**TASK OBJECTIVE:**
In how many lines of the records does "Tech" appear? Answer with one number.

**RECORDS SUPPLIED:**
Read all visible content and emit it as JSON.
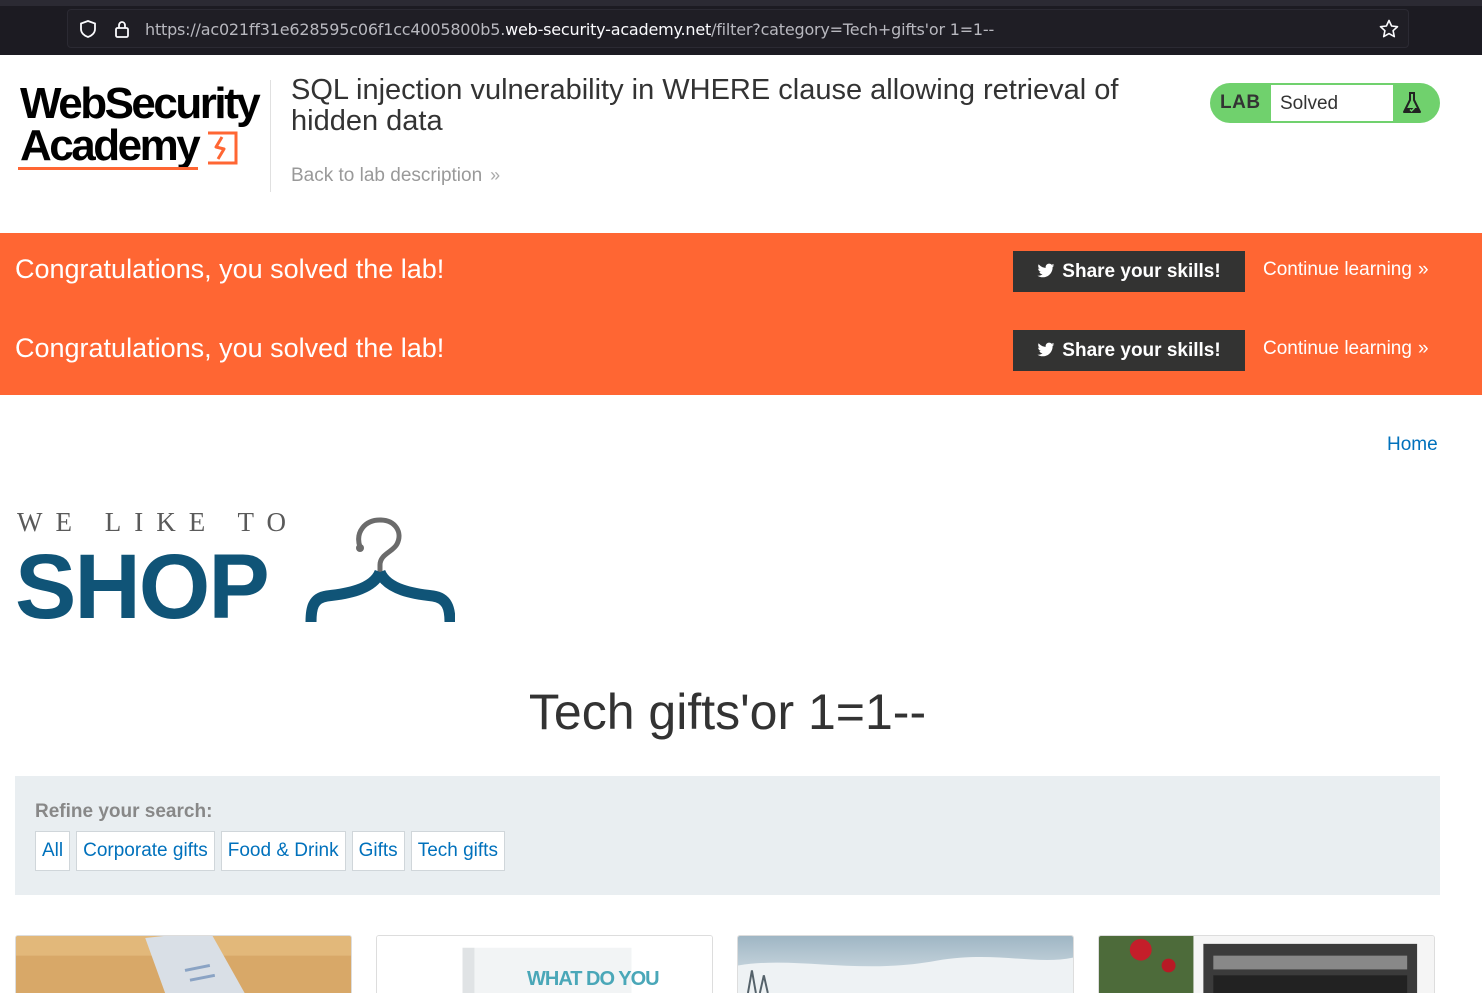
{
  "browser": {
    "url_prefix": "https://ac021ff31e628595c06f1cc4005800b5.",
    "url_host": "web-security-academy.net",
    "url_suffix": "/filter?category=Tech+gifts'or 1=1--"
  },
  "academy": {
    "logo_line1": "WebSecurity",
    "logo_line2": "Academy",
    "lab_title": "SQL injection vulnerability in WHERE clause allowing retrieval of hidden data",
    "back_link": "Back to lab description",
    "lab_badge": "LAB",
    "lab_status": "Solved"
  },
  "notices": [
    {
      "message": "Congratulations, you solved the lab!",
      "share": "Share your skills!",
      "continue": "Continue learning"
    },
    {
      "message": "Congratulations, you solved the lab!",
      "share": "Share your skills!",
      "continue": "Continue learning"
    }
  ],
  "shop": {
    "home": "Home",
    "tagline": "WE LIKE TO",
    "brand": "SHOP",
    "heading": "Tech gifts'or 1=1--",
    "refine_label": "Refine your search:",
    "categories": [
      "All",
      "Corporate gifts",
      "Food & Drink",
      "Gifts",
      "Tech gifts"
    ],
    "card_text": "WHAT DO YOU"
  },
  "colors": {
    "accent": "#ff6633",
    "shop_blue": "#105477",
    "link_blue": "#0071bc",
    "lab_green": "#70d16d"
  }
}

**ANSWER SPACE:**
3